This San Bernardino National Forest map shows public closure area of May Valley. The grey represents the public closure area and green (inset map) represents the Forest Boundary (San Jacinto Ranger District). Courtesy U.S. Forest Service

Increased sediment flow identified in the old roadbeds locally called Coyote Run, Herkey Creek Climb, and Upper and Lower Exfoliator has prompted Forest Service officials to issue a temporary closure to these areas and the surrounding areas (200 feet from either side of centerline) to public use.
Portions of the trails have eroded due to lack of maintenance. Photos by J.P. Crumrine

The closure is effective May 7 and will not prevent the 2012 Spring Challenge, a local bike race, from being held this year. However, race organizers did have to modify several race routes this year. But portions of several trails will be closed to recreational use. Banned activities include mountain biking, hiking and horse riding.

On Friday, Idyllwild District Ranger Laurie Rosenthal said the length of the closure is unknown, but likely to extend for several years. The Forest Service plans to conduct additional environmental analyses in the area, which is just north of the boundary with the Herkey Creek campground.

Rosenthal promised during the future analyses, the Forest Service plans public meetings with local stakeholders, Rosenthal promised. “I’m optimistic about the future,” she said in reference of the possibility of creating partnerships with local groups for volunteer help. “This is one of the highest priorities for the [San Bernardino National] Forest,” she added, although the forest has had the non-motorized trail evaluation on its schedule of planned action for years.

Forest Service Hydrologist Robert Taylor and Idyllwild District Ranger Laurie Rosenthal stand in one of the deeper gullies in the May Valley area. Photo by J.P. Crumrine
“The first step is to bring some of the trails into the system,” Rosenthal said. “The forest’s comprehensive management plan is a high priority.”

Erosion has created numerous small rills and several large gullies, some two feet or more in depth. Forest Service hydrologist, Robert Taylor, described the eroded areas as “impaired,” the worst of three classifications.

The eroding sediment passes through Lake Hemet. The sediment with accompanying nutrients — phosphorous and nitrogen — is damaging Lake Elsinore and Canyon Lake to the west, according to Taylor.

Lake Hemet officials were not aware of the trail closure. Furthermore, Lake Hemet Municipal Water District General Manager Thomas Wagner was skeptical of the charge that excessive sediment was flowing out of the lake.

He agreed that Lake Hemet more likely functions as a sediment pond.
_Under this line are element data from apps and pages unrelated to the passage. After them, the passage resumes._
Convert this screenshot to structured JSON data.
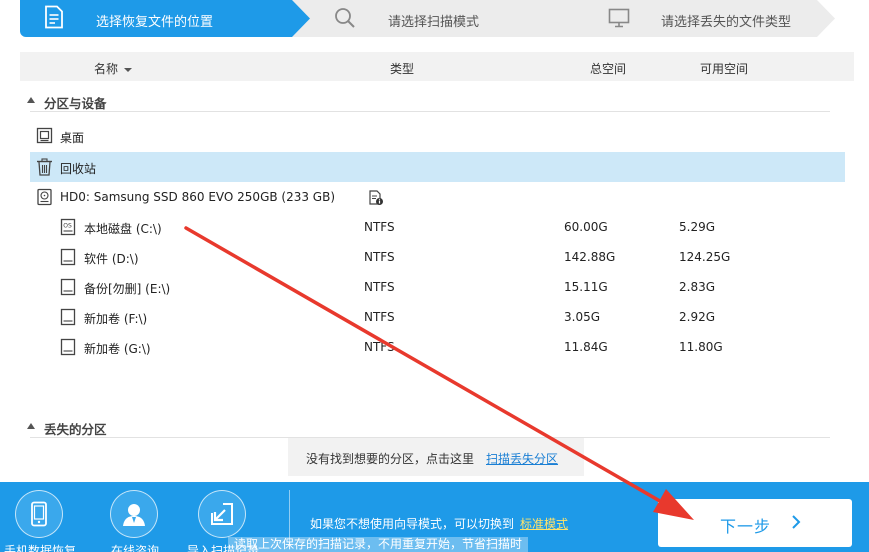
{
  "steps": [
    {
      "label": "选择恢复文件的位置",
      "icon": "document-icon",
      "active": true
    },
    {
      "label": "请选择扫描模式",
      "icon": "search-icon",
      "active": false
    },
    {
      "label": "请选择丢失的文件类型",
      "icon": "monitor-icon",
      "active": false
    }
  ],
  "table_header": {
    "name": "名称",
    "type": "类型",
    "total": "总空间",
    "free": "可用空间"
  },
  "groups": {
    "partitions": "分区与设备",
    "lost": "丢失的分区"
  },
  "locations": [
    {
      "label": "桌面",
      "icon": "desktop-icon"
    },
    {
      "label": "回收站",
      "icon": "recycle-bin-icon"
    }
  ],
  "disk": {
    "label": "HD0: Samsung SSD 860 EVO 250GB (233 GB)",
    "icon": "hard-disk-icon",
    "info_icon": "disk-info-icon"
  },
  "partitions": [
    {
      "name": "本地磁盘 (C:\\)",
      "type": "NTFS",
      "total": "60.00G",
      "free": "5.29G",
      "icon": "system-drive-icon"
    },
    {
      "name": "软件 (D:\\)",
      "type": "NTFS",
      "total": "142.88G",
      "free": "124.25G",
      "icon": "drive-icon"
    },
    {
      "name": "备份[勿删] (E:\\)",
      "type": "NTFS",
      "total": "15.11G",
      "free": "2.83G",
      "icon": "drive-icon"
    },
    {
      "name": "新加卷 (F:\\)",
      "type": "NTFS",
      "total": "3.05G",
      "free": "2.92G",
      "icon": "drive-icon"
    },
    {
      "name": "新加卷 (G:\\)",
      "type": "NTFS",
      "total": "11.84G",
      "free": "11.80G",
      "icon": "drive-icon"
    }
  ],
  "tip": {
    "text": "没有找到想要的分区，点击这里",
    "link": "扫描丢失分区"
  },
  "bottom_tools": [
    {
      "label": "手机数据恢复",
      "icon": "phone-icon"
    },
    {
      "label": "在线咨询",
      "icon": "user-support-icon"
    },
    {
      "label": "导入扫描记录",
      "icon": "import-icon"
    }
  ],
  "mode_switch": {
    "text": "如果您不想使用向导模式，可以切换到",
    "link": "标准模式"
  },
  "tooltip": "读取上次保存的扫描记录，不用重复开始，节省扫描时",
  "next_button": {
    "label": "下一步"
  },
  "colors": {
    "accent": "#1e9ae8",
    "selected_row": "#cde8f8",
    "annotation": "#e8392d",
    "link": "#1a7fd4",
    "mode_link": "#ffe36b"
  }
}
The District’s recent analysis of Lake Hemet’s current volume indicates that the lake has lost nearly 5 percent compared to its original capacity, according to Wagner.

Herkey Creek allegedly carries the sediment to Lake Hemet and onto the western Riverside County lakes.

The enormity of the erosion was discovered a year ago, Taylor said. For the 2011 Spring Challenge, the Forest Service permit required some course modification to include more temporary bridge crossings and avoidance of active water areas.

This brings the problem under the authority of the federal Clean Water Act. Taylor explained that the Forest Service has water management protocols and best management practices to address and repair the situation.

The Forest Service, with the aid of a small, $5,000, transportation grant, will begin repair and restoration of the Herkey Creek Climb in September.

Other trails sections which are under study include Coyote Run and the Upper and Lower Exfoliator. The closure extends 200 feet from either side of the trail centerline. A total of 2.7 miles is affected, Rosenthal said, who confirmed that the agency would still patrol the areas to ensure use has stopped until they are reopened.

Based on the new environmental analyses, the trails, which meet Forest Service standards, will be officially added to the district’s trail inventory. Some, which do not qualify, will be restored to natural conditions and abandoned.

The May Valley area contains a number of old, unclassified roadbeds established by ranchers prior to the Forest Service’s acquisition. The recreation use on these old road beds contributes to the sedimentation of Herkey Creek by loosening the surface soil. Herkey Creek is an intermittent stream and tributary in the watershed contributing to Lake Hemet, Canyon Lake and Lake Elsinore.